diverge on the details of the forecast, especially the placement of
the best QPF both West and East of the Divide. So for now, we did
not make many changes from Monday afternoon through Monday night.

.LONG TERM...(Tuesday through Saturday)
Issued at 300 AM MDT Sat Apr 22 2017

Tuesday through Friday will see a series of weather systems move
through the Rocky Mountain region as a mean trough takes hold. The
long range models are all in agreement with the weather pattern,
but they have timing differences of the individual weather systems
that will move through WY. It appears the west will see periods of
rain and snow in the valleys while the mountains will see periods
of moderate to heavy snow. The precipitation in the west should
be on the decline Friday night. East of the continental divide, a
daily chance of rain showers Tuesday and Wednesday. Late Wednesday
night temperatures may get cold enough for snow at the lower
elevations. This snow would last through midday Thursday if the
GFS and Canadian models verify. Plenty of time to watch this
potential for spring snow. Scattered rain showers next Friday for
areas east of the divide. Next Saturday may still see lingering
showers over the area in a cool northwest flow pattern. Overall,
high temps will be near to below normal Tue through Saturday. With
this active weather pattern, expect some brisk wind at times
during the week.




Very patchy morning fog will be possible over western valleys.
Otherwise mainly SKC to some fair weather cumulus will be observed
today with mainly light winds. Tonight will see increasing
cirrus shield.


Improving conditions are expected between 09Z and 15Z in the lower
elevations as the rain showers end, and ceilings lift to low VFR
levels, or scatter out. Northern Johnson County and Bighorn
Mountains including KBYG could see MVFR ceilings linger through
early afternoon. Some areas that clear out during the predawn hours,
mainly over the Wind River Basin, and western Big Horn Basin could
see some fog development.
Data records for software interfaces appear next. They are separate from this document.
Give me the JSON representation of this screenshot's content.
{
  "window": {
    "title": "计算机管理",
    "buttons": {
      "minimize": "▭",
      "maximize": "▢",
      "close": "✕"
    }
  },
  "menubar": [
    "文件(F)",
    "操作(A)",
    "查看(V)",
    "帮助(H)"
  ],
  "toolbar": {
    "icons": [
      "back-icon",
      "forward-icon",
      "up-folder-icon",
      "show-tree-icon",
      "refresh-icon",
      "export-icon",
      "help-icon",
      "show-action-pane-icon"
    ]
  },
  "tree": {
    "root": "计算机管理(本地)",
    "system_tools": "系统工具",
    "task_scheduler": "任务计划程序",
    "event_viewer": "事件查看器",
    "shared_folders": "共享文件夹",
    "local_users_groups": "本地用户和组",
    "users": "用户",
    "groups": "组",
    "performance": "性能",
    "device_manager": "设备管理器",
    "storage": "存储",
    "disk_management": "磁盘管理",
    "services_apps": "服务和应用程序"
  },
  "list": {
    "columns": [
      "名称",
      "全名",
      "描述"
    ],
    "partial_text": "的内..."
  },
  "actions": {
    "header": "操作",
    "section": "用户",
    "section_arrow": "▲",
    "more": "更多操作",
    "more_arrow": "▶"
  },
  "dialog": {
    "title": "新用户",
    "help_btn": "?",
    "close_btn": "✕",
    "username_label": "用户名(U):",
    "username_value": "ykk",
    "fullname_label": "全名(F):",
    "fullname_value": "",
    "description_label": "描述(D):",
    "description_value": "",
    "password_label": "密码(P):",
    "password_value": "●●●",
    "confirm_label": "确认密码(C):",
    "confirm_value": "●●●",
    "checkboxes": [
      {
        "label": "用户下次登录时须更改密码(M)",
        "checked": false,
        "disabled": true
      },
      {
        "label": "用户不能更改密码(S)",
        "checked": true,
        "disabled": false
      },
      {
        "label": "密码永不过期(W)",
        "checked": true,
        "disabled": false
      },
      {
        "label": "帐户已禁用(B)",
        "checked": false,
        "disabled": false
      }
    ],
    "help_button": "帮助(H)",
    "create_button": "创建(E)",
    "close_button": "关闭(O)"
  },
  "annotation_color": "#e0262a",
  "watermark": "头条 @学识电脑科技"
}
This should also lift/scatter out by
around 15Z. Otherwise fair weather cumulus, and mainly light winds.
Tonight, increasing wind or LLWS in the wind corridor and on the lee
side of mountain ranges, as well as increasing cirrus.


High pressure building across the area will end any showers by noon
with a balance of the day mainly dry with increasing amounts of
sunshine. Wind should remain light to moderate for the most part.
Mixing and smoke dispersal should be in the poor to fair category
for most areas. Relative humidity should remain below critical
levels. A cold front will approach the west on Sunday and bring a
chance of showers although heavy amounts of rain and snow are not
expected. A few thunderstorms are also possible. Areas East of the
Divide should be dry and warmer on Sunday with a gusty breeze
developing from Rock Springs through Casper.





SHORT TERM...Hattings
FIRE WEATHER...Hattings is the U.S. government's official web portal to all federal, state and local government web resources and services.